Earlier this week I decided to take a trip with my camera to one of my favourite places, the National Trust’s beautiful Powis Castle.
It was a bleak, breezy, rainswept morning but the weather forecast indicated this would pass and be replaced by sunshine. It was hard to believe, but I put my faith in British weather forecasting and set off (as you can imagine, this policy is not always successful!)
Most of the way there the car was lashed with rain, buffeted by the wind and covered in filthy spray kicked up by the inevitable lorries I would find myself stuck behind. But – all credit to the weather forecasters – as I approached Welshpool the clouds parted, the rain eased and the medieval castle and its incredible gardens were bathed in autumn sunshine.

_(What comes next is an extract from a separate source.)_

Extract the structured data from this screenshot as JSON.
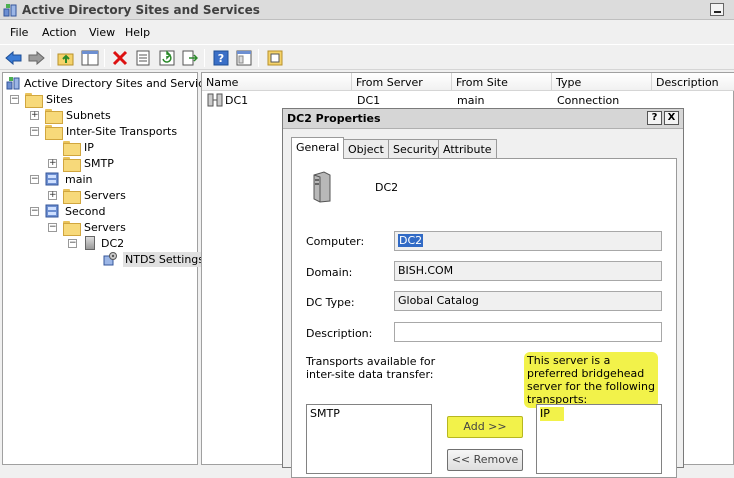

Most Welsh castles were built by kings of Norman and French descent to subdue that nation, as they had done England in the previous centuries. However Powis Castle was one of the exceptions – it was the fortress seat of Welsh princes and building began on the formidable structure around 1200.

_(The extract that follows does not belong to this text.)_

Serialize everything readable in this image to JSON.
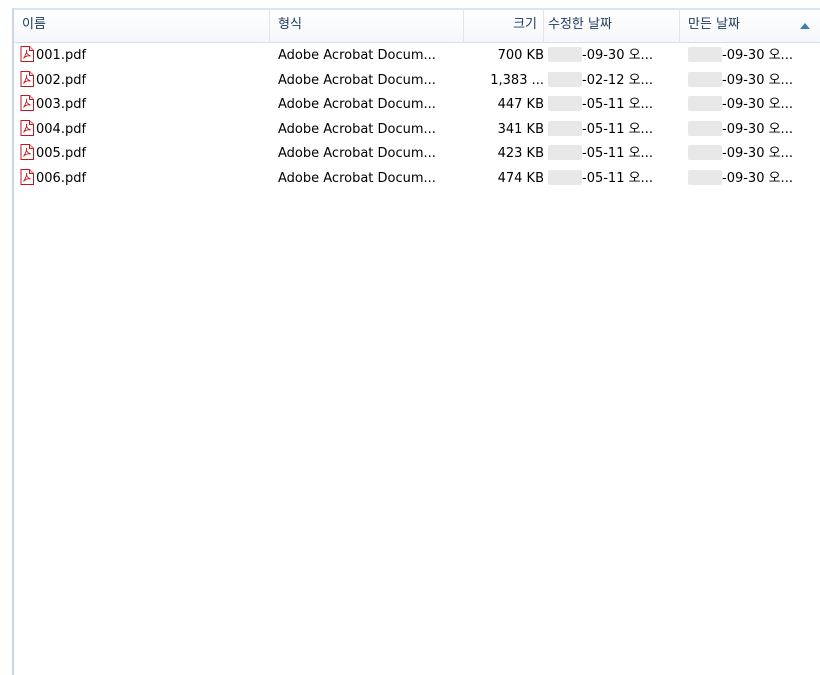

Much of the work to transform the castle into the lavishly decorated and furnished stately home it is today has taken place over the last four hundred years. Inside it is incredibly atmospheric, particularly the Elizabethan long gallery, where residents and guests could take a leisurely walk during spells of poor weather, admiring the works of art that would be hanging on the walls. The state bedroom is also remarkable, decorated with rich hangings and an abundance of gilt.

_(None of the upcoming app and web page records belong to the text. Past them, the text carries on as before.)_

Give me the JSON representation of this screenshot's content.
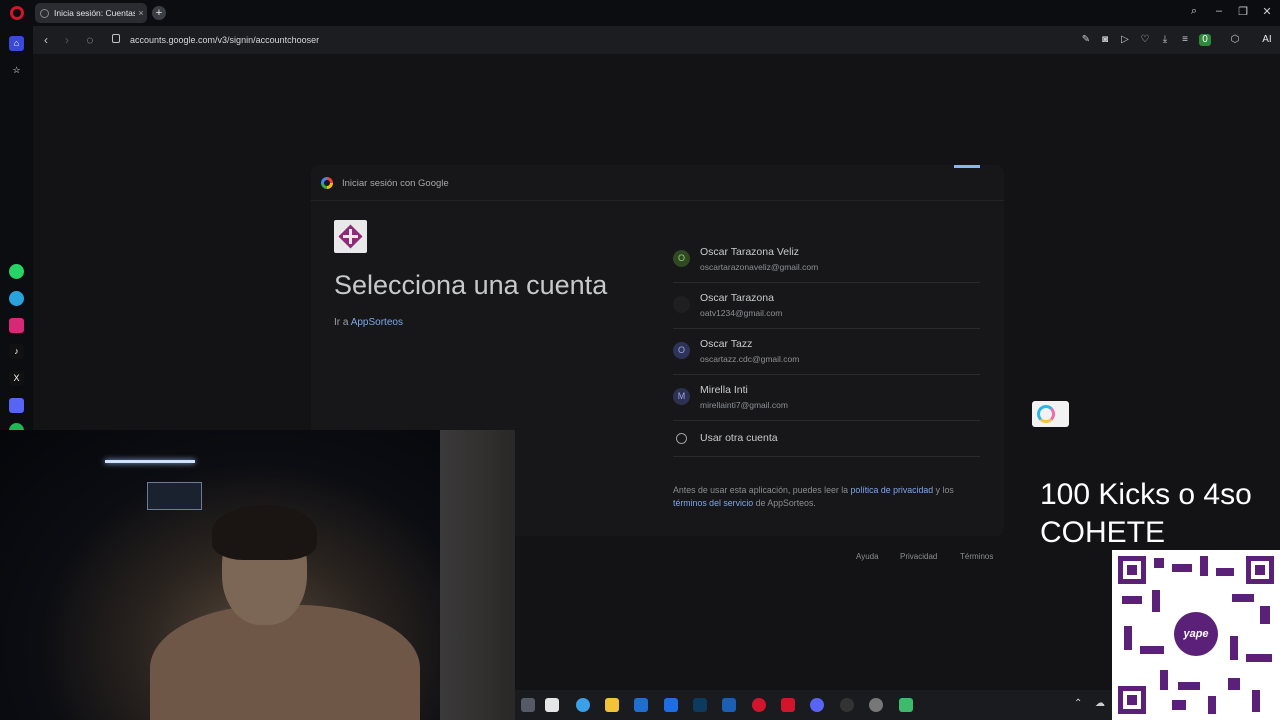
{
  "browser": {
    "tab_title": "Inicia sesión: Cuentas de",
    "url": "accounts.google.com/v3/signin/accountchooser",
    "toolbar_badge": "0",
    "ai_label": "AI"
  },
  "sidebar": {
    "items": [
      "home-icon",
      "bookmarks-icon",
      "whatsapp-icon",
      "telegram-icon",
      "instagram-icon",
      "tiktok-icon",
      "x-icon",
      "discord-icon",
      "spotify-icon"
    ]
  },
  "dialog": {
    "header_title": "Iniciar sesión con Google",
    "heading": "Selecciona una cuenta",
    "goto_prefix": "Ir a",
    "goto_app": "AppSorteos",
    "accounts": [
      {
        "initial": "O",
        "name": "Oscar Tarazona Veliz",
        "email": "oscartarazonaveliz@gmail.com",
        "avatar_color": "#2f4a22"
      },
      {
        "initial": "",
        "name": "Oscar Tarazona",
        "email": "oatv1234@gmail.com",
        "avatar_color": "#1f1f22"
      },
      {
        "initial": "O",
        "name": "Oscar Tazz",
        "email": "oscartazz.cdc@gmail.com",
        "avatar_color": "#2e3358"
      },
      {
        "initial": "M",
        "name": "Mirella Inti",
        "email": "mirellainti7@gmail.com",
        "avatar_color": "#2c3152"
      }
    ],
    "other_account": "Usar otra cuenta",
    "disclaimer": {
      "before": "Antes de usar esta aplicación, puedes leer la",
      "privacy_link": "política de privacidad",
      "and": "y los",
      "terms_link": "términos del servicio",
      "after": "de AppSorteos."
    }
  },
  "footer": {
    "help": "Ayuda",
    "privacy": "Privacidad",
    "terms": "Términos"
  },
  "stream_overlay": {
    "line1": "100 Kicks o 4so",
    "line2": "COHETE",
    "qr_brand": "yape"
  },
  "colors": {
    "accent_link": "#7fa7e6",
    "opera_red": "#d0152c",
    "yape_purple": "#5b2078"
  }
}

However, it was the gardens I had come to photograph. These are among the most beautiful in Britain and survived the 18th century fashion for naturalistic landscaping. It is thought the terraces here were created in the 1680s – each one has a different character depending on the soil type and because of their south-east aspect and the mild climate, an abundance of shrubs, climbers and herbaceous perennials are grown here.
Nobody visiting Powis can leave without being struck by the huge, cloudlike domes (or tumps) of yew that march along the upper terrace. These were probably planted in the early 18th century and are the result of centuries of clipping, then neglect and further clipping, allowing the once formal shapes to mutate into the distinctive forms we see today.
The garden also retains its original lead statues, perched high on a terrace, as well as an Orangery. Below is a 2.5 acre (1 ha) lawn, once the site of a Dutch water garden, which is planted with a carpet of daffodils, making an impressive display in April. Even farther from the castle is another formal garden– as well as a picturesque, black and white timbered cottage, now used for holiday accommodation.
On my visit the crystal clear, low angled sunshine provided a beautiful, warm light – perfect for capturing details of the planting and other garden features. Many of the herbaceous perennials were still in flower and I was particularly impressed with the pots and urns, heavy with fuchsias in full bloom. Trees and shrubs, planted on the embankment down to the lawn, also provided a vibrant display of autumn colour.
Finally I walked onto the wooded ridge, the other side of the lawn and opposite from the castle, and paused at a clearing in the trees – here I used my trusty 70-200mm lens to capture images of the building and its gardens in their entirety – as well as detail shots of the terraces, still wonderfully colourful in mid-October.